Reading it reminded me that I had put this topic on my to-do list a while back (along with ideas for about 500 other future posts!). Now’s the time.
Over the years, drive-throughs have come in for criticism for environmental issues around idling car engines. I think there is a genuine problem with idling vehicles, but often critiques come with an unfair amount of negative judgement about the people who use them. I reflected on this a few years ago when a journalist asked me about why Americans are so fond of using drive-ups.
Customers of drive-ups are assumed to be too lazy to get out of their cars and/or blithely unconcerned about air pollution. But it occurred to me that there are some good reasons for getting a meal this way. Certainly it’s worth considering those who are physically disabled, dead tired from a hard day’s work, dressed in dirty work clothes, accompanied by crabby small children, don’t speak the language, or are self-conscious for whatever reason.
Yet clearly most of the enormous number of people who use drive-ups do not fall into these categories. In 1998 when many communities were trying to keep out new drive-throughs, a McDonald’s company spokesperson said outlets with drive-ups made up about half of sales that way.
Fast food restaurants claim, probably accurately, that doing business from windows while providing limited or no indoor seating reduces operating costs and allows them to offer lower menu prices. That may be true, but it’s also true that environmental costs tend to be invisible.
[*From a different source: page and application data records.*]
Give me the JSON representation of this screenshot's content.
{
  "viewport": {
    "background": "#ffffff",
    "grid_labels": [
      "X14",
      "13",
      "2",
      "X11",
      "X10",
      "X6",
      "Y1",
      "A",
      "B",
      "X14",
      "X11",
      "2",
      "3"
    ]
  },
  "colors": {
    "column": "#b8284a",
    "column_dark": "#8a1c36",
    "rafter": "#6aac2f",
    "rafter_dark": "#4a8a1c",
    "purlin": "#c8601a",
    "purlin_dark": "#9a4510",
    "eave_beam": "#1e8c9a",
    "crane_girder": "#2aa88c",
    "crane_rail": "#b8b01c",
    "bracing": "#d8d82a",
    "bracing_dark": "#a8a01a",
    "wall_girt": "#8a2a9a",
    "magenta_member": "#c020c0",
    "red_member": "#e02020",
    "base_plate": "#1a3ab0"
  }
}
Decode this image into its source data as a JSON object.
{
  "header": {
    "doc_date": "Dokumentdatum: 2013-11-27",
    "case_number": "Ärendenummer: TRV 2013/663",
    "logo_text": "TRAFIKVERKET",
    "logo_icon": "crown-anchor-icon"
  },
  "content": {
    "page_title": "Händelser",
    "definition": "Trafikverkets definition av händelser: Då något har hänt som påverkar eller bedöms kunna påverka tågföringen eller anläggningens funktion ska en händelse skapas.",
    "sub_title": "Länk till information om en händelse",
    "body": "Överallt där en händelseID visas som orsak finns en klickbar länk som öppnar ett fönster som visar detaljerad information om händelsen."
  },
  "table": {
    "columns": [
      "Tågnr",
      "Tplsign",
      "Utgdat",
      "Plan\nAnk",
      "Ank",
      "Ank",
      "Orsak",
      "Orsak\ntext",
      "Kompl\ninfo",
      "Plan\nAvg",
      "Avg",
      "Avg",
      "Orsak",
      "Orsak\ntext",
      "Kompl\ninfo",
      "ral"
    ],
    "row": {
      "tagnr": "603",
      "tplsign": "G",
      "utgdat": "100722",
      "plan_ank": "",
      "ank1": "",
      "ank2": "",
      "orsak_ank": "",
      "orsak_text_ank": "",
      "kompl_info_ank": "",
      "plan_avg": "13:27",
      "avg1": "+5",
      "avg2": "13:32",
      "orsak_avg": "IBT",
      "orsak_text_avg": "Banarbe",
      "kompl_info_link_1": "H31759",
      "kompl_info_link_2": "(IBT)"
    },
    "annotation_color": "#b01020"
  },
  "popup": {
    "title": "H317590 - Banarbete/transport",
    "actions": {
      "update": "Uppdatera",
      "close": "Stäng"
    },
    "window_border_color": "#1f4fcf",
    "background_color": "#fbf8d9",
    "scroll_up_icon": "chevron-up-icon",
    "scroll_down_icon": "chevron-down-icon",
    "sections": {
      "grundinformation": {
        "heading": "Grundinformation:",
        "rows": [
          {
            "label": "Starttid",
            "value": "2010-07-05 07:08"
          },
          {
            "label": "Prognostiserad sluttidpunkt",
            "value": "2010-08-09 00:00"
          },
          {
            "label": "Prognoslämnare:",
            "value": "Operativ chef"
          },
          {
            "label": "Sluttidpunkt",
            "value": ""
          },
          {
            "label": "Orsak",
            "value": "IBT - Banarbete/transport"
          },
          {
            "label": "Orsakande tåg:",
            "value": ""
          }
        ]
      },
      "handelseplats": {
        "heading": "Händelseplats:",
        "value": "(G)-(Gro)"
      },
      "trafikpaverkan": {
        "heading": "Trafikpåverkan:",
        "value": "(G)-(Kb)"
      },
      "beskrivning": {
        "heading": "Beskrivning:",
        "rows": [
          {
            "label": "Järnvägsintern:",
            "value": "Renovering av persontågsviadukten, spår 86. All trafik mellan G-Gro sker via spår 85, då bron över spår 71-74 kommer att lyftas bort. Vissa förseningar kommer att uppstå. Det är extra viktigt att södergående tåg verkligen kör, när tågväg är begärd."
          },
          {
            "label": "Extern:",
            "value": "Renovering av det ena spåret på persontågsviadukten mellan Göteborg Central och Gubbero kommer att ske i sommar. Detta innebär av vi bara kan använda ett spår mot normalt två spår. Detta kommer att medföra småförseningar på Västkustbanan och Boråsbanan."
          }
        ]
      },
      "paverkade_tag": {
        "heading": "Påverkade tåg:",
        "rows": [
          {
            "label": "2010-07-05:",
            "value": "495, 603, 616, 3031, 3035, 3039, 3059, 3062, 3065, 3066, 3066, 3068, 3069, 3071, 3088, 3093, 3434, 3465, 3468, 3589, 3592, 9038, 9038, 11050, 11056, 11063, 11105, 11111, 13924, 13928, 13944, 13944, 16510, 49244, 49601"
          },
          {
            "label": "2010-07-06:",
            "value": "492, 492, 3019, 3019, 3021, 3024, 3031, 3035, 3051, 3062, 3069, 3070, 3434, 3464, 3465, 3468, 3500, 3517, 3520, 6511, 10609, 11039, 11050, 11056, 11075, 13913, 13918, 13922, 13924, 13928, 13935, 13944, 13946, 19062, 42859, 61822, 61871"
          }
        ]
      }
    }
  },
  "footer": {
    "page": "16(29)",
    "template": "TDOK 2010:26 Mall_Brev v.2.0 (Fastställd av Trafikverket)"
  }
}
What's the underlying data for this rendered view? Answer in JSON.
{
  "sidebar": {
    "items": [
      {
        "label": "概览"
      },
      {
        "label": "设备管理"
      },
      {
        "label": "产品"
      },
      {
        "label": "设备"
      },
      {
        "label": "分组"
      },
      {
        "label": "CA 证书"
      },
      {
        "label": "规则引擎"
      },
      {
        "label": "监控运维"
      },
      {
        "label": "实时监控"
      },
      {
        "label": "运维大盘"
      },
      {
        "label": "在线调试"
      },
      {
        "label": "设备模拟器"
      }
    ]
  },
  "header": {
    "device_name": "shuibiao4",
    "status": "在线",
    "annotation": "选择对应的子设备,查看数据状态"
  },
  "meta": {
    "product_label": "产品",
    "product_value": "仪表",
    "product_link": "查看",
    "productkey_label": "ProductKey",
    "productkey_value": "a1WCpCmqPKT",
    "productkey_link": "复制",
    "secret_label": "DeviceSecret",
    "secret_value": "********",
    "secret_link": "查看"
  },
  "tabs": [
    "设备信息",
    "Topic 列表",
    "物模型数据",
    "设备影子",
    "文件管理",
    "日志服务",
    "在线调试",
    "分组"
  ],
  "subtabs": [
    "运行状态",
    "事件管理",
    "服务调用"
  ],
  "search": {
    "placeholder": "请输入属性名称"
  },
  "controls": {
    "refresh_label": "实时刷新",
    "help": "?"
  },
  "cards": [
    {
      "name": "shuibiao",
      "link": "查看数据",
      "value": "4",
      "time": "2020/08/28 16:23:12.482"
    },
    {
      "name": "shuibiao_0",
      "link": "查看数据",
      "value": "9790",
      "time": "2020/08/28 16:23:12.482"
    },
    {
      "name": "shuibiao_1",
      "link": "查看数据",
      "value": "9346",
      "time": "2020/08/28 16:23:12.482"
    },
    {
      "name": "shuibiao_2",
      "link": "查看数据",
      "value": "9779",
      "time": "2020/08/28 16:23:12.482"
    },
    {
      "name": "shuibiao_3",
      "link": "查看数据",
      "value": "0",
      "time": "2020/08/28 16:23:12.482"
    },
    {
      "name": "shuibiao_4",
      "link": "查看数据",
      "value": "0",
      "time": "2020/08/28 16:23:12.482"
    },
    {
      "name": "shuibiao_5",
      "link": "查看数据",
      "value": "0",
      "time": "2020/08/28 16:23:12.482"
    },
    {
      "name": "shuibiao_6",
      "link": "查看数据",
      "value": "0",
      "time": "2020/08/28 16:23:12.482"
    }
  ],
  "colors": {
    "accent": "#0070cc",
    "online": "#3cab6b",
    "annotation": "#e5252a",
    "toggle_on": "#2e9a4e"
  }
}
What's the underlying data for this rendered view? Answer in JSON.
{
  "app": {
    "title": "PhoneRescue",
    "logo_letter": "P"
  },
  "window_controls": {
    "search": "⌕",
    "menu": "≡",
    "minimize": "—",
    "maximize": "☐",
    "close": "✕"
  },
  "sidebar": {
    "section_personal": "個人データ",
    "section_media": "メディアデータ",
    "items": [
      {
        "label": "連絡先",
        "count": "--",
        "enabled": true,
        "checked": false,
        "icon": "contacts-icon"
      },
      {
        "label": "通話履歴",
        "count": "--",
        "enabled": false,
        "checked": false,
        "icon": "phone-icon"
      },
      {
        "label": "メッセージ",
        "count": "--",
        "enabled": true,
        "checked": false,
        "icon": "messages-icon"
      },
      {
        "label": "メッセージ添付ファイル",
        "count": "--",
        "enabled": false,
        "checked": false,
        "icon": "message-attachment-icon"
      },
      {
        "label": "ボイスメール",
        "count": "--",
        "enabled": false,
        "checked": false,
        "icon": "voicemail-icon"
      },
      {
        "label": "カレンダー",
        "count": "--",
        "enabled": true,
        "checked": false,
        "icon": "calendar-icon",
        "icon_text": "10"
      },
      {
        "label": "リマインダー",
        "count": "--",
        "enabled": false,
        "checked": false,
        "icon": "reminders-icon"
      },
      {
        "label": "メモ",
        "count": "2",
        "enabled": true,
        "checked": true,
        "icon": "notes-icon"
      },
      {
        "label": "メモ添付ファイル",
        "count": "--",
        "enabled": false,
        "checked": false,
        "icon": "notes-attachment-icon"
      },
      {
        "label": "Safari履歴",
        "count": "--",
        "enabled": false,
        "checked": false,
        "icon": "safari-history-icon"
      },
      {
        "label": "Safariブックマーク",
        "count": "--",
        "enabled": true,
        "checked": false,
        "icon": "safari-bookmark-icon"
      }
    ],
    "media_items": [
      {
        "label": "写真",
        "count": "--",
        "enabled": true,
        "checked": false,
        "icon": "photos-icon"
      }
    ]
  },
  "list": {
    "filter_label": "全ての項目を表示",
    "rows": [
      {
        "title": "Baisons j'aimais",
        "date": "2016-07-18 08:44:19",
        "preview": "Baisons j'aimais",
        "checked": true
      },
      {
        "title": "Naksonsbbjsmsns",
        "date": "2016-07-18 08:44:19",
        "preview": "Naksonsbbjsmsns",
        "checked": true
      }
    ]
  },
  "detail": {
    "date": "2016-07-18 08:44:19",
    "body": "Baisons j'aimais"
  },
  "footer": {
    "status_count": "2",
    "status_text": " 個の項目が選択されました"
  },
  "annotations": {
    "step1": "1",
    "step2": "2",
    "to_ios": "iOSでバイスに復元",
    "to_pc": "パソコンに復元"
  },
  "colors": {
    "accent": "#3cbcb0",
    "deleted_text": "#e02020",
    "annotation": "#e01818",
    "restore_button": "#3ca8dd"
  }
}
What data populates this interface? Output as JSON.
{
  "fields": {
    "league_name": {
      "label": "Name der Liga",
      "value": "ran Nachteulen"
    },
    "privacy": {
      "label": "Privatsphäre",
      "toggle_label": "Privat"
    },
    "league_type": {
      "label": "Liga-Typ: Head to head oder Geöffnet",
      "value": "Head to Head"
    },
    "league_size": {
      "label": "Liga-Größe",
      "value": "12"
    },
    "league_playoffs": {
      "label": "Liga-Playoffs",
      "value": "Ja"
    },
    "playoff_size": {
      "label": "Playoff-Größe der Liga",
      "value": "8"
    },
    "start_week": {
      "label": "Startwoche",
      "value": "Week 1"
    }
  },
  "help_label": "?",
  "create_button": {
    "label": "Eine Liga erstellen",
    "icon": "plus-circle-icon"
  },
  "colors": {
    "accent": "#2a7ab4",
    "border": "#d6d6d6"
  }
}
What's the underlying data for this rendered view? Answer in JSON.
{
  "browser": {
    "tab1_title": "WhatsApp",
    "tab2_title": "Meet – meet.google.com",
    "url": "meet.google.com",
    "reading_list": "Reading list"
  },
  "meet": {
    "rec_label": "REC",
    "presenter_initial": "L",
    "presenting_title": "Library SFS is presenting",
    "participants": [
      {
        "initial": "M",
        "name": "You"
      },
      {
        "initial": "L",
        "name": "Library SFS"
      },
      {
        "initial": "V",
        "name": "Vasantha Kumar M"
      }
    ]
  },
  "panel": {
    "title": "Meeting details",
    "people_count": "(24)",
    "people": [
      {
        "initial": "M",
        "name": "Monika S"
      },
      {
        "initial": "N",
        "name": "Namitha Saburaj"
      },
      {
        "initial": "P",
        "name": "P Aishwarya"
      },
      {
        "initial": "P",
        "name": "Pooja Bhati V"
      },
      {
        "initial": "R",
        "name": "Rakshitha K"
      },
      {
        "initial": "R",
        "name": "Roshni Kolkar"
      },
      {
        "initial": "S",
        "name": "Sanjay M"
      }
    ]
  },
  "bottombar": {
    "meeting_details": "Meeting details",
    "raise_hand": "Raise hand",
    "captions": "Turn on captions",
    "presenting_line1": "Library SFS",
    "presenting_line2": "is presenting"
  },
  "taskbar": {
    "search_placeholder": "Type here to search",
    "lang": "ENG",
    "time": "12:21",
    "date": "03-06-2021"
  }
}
Initially, drive-ups appeared in warm climates in the 1930s. One reason drive-up windows did not come into use earlier was that prior to the Depression many restaurant-goers still ate hot meat and potato dinner-type meals on a plate, even at noon. So drive-ups could not be a service option until restaurants had whittled themselves down into fast-food providers. They needed a small menu of simple hand-held items that could be prepared in a flash and would not turn into a mass of cold mush within minutes.
Drive-up restaurants became more common in the 1950s and 1960s, at the same time drive-up banking did. Jack in the Box, Wendy’s, and Der Wienerschnitzel were early adopters. At Der Wienerschnitzel drive-up customers passed right through their A-frame buildings, somewhat similar to a 1964 patent that shows a giant M with two lanes running through it [shown below]. In the 1970s and 1980s, as chains spread across the country, drive-up windows became commonplace.
Early drive-up windows were often intended to serve customers who had phoned in their orders. Soon some restaurants began to use push-button intercoms, making phone-ahead ordering unnecessary. In the mid-1980s a wireless ordering system became available that permitted the worker to talk to the customer without pushing a button each time, enabling her/him to move around to fill the order while communicating at the same time.
Another innovation was the drive-through with no indoor seating at all. This was the ultimate in paring down the restaurant experience, to the point of non-existence. But this approach did not reach predominance, possibly because the major chains believed that customers wanted the option of going inside.
In 1989 California adopted a plan to reduce emissions by limiting car idling at drive-throughs. Municipalities throughout the country — often those with higher-income residents – attempted to stop the construction of new drive-through businesses in the 1990s and continuing into the present. Beyond addressing environmental concerns, the movement to restrict drive-up windows may be inspired equally by a wish to keep fast-food restaurants out of the neighborhood entirely.
Despite the strong reasons that some customers have for using drive-throughs, especially now, I tend to side with the opposition. Yet, if viral epidemics become more common as some have predicted, we may see a proliferation of this type of food service.
© Jan Whitaker, 2020